BY ANDERS GYLLENHAAL | Miami Herald
November 11, 2008
A lmost everywhere that Miami Herald reporter Frances Robles and photographer John VanBeekum traveled along the southwest border with Mexico, they found the same ghost-town feel in what once were crowded villages built mostly on the illegal immigration trade.
''Nobody's there,'' said Frances.
Two thousand miles to the east, the tiny Bahamian island of Bimini is equally vacant of the immigrants who once congregated for the short trip to South Florida.
''It's completely empty, like tumbleweeds,'' said reporter Casey Woods, who visited with photographer Charles Trainor Jr.
From one end of the country to the other, one of the longest and most profound immigration flows is experiencing a quiet reversal. The combination of stepped-up border enforcement, aggressive prosecution of illegal immigrants and a weakening U.S. economy has done what decades of debate could not.
A team of Herald reporters and photographers traveled to four countries and throughout the United States to explore the many sides of this story. They followed immigrants as they returned to their home countries, flew on deportation flights that have become a kind of daily airline returning immigrants, and trekked through the farmlands of South Florida and deserts of Arizona to document the impact of this slowdown.
''What they found was, either by their own decisions or by force, many undocumented immigrants are changing course,'' said John Yearwood, The Herald's world editor who directed the project. ``It's the biggest shift we've seen in a long time.''
It's an important story for a country built on immigration and yet often ambivalent about its impacts. Over a generation, new arrivals from Mexico, the Caribbean and throughout Latin America have reshaped this country. Nowhere is that more the case than in South Florida, where millions of legal immigrants and nearly one tenth of the estimated 12 million illegal immigrants in the United States have settled.
The Miami Herald's series, entitled ''Illegal Immigration: Changing Course,'' explores how this trend plays out in different parts of the country for the many groups of people affected.
Today's stories, the first of four parts that run over two weeks, look at two important issues: departing immigrants and remittances. One story follows a family from Mexico who settled in south Miami-Dade 12 years ago to live off of the farm work that has slowly diminished. The other tracks the slowdown in the flow of money from the United States back to the home countries of immigrants.
This coming Wednesday, a package focuses on changes coming to the country's southwest border. Next Sunday, the story looks at impacts across the Caribbean through the lens of Bimini, which for so long served as the last stop on the way to the United States.
The final piece, running Dec. 10, takes you along on one of the daily deportation flights to Latin America. It's a view that's rarely seen by outsiders.
Much has yet to come clear about the ebbing of immigration. Statistics are hard to document and are often rough estimates. One of the hardest places to measure any slowdown is South Florida.

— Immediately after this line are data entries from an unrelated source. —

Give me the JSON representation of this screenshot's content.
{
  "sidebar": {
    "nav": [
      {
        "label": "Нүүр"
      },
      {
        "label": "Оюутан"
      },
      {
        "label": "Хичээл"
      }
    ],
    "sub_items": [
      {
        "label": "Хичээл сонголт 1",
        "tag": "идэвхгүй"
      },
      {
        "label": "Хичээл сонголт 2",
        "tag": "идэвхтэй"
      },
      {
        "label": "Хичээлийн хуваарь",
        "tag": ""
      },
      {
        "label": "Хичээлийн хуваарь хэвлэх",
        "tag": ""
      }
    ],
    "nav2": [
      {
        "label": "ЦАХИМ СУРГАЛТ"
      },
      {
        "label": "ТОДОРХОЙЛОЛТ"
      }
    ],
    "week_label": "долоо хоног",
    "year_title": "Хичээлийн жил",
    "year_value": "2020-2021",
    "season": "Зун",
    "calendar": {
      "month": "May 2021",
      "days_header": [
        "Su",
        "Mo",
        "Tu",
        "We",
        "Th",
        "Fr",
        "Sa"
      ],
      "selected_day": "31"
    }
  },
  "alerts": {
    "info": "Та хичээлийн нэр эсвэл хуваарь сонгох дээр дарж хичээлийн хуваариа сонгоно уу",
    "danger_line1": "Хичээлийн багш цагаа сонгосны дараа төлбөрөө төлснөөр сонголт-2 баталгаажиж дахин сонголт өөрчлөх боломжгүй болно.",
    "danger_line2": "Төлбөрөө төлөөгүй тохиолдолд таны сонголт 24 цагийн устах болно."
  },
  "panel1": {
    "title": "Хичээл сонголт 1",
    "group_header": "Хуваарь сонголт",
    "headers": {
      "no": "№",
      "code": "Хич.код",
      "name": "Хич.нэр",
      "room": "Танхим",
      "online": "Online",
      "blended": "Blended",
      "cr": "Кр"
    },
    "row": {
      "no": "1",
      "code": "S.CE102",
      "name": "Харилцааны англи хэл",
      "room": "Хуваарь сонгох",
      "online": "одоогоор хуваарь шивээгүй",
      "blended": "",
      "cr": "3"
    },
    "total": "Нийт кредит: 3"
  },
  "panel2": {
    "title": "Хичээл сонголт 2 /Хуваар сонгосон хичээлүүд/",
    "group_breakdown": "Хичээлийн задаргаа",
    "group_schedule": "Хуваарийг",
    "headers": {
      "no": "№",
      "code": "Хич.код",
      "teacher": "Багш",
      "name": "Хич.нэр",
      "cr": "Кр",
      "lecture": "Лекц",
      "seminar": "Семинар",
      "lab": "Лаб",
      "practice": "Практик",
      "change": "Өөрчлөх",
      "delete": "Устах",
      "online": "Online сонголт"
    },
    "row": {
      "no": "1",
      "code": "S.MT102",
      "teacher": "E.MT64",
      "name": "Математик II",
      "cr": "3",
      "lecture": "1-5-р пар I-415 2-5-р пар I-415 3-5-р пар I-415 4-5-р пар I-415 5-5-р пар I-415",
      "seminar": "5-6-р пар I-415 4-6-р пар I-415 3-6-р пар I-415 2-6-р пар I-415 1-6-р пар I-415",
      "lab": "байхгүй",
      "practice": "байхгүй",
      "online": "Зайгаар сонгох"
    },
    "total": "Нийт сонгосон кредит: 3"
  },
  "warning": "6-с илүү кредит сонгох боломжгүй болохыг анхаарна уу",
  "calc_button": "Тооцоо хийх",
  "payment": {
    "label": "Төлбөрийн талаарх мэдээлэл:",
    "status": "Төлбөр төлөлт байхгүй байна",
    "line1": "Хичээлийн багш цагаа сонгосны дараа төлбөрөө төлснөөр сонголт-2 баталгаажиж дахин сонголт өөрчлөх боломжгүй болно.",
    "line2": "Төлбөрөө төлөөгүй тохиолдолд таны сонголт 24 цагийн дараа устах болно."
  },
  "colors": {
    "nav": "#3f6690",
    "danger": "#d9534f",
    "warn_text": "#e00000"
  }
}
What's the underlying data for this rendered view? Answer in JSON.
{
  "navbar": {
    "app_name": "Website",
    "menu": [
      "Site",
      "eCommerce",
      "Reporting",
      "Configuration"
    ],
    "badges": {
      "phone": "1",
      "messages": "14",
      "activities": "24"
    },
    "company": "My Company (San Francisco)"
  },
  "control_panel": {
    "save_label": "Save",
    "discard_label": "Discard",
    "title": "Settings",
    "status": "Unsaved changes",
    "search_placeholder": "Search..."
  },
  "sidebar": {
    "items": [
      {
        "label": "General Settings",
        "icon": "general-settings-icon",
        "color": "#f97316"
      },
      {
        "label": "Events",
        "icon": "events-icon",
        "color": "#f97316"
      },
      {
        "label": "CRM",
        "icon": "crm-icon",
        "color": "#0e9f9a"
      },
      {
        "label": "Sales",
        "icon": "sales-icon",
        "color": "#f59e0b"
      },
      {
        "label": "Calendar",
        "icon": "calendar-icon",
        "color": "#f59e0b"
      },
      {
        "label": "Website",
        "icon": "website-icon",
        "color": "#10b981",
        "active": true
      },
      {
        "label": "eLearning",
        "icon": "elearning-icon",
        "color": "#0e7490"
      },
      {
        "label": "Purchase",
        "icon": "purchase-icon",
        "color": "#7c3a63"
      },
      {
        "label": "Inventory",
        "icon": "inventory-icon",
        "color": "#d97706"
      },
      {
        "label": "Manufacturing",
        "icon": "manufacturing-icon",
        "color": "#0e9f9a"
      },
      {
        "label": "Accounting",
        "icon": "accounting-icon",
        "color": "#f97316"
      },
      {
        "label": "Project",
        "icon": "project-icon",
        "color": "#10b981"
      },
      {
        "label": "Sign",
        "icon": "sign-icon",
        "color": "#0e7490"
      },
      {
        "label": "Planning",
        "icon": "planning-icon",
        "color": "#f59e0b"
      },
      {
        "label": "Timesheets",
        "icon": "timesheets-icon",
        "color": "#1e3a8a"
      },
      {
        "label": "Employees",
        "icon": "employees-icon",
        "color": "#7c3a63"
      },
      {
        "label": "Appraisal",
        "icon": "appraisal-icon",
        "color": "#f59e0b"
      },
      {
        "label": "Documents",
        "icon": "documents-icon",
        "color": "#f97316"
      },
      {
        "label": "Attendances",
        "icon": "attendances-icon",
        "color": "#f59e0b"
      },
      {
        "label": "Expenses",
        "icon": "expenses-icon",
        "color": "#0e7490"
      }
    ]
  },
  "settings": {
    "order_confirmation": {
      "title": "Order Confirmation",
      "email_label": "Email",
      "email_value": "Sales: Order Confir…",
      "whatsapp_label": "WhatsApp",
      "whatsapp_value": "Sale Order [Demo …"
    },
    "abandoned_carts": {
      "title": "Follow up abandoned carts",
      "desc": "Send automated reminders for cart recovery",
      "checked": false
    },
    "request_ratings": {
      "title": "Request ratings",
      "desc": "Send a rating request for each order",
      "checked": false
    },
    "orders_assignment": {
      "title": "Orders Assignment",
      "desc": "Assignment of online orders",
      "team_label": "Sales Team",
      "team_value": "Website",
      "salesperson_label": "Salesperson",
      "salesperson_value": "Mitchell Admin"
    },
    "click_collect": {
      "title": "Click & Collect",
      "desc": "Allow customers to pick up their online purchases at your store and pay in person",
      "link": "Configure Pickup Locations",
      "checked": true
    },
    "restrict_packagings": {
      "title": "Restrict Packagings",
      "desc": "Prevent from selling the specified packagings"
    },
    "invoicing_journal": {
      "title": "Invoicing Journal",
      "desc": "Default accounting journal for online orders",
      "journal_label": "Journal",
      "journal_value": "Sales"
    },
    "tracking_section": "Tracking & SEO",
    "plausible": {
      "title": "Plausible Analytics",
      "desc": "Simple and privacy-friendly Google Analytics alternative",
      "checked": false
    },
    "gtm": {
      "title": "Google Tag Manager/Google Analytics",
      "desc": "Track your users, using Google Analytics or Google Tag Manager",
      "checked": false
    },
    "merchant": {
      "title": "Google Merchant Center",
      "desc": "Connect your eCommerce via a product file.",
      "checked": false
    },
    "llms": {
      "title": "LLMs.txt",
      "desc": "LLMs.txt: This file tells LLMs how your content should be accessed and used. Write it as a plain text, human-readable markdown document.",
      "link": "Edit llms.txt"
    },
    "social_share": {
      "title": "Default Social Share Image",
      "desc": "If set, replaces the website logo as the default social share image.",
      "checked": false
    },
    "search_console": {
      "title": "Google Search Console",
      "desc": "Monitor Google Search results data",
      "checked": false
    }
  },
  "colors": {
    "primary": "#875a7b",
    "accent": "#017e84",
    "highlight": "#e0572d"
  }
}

Although changes are already evident in industries like construction and farm work, the influx of immigrants from Haiti and Cuba is driven by factors beyond the economy and continues regardless of the job outlook.
It's almost impossible to keep track of the number of people leaving the United States, although the anecdotal evidence holds that it's a significant development among both illegal and legal immigrants looking for better economic conditions.
But even before the breadth of what's happening is nailed down, the trends raise all sorts of questions that will play out in the near future: How will a major shift in immigration affect a region like South Florida that has been built on the flow of newcomers? How will these changes affect the still-simmering debate over the country's immigration laws? Will immigration pick up again as the U.S. economy improves?
On that last question, interviews across the hemisphere confirm what common sense suggests: The lure of this country's opportunity is still very strong, and many immigrants -- legal and not -- hope to pursue the dream that has fueled the decades of arrivals.
''But it's not going to be a quick turnaround,'' said Nancy San Martin, assistant world editor/Americas, who helped direct the project. ``The people who are leaving, I think we're looking at two to three years before they try again. I think people are very aware the risk of coming here may not have long-term benefits anymore, so they may as well stay home. That's very interesting and very different than it has been for a long time.''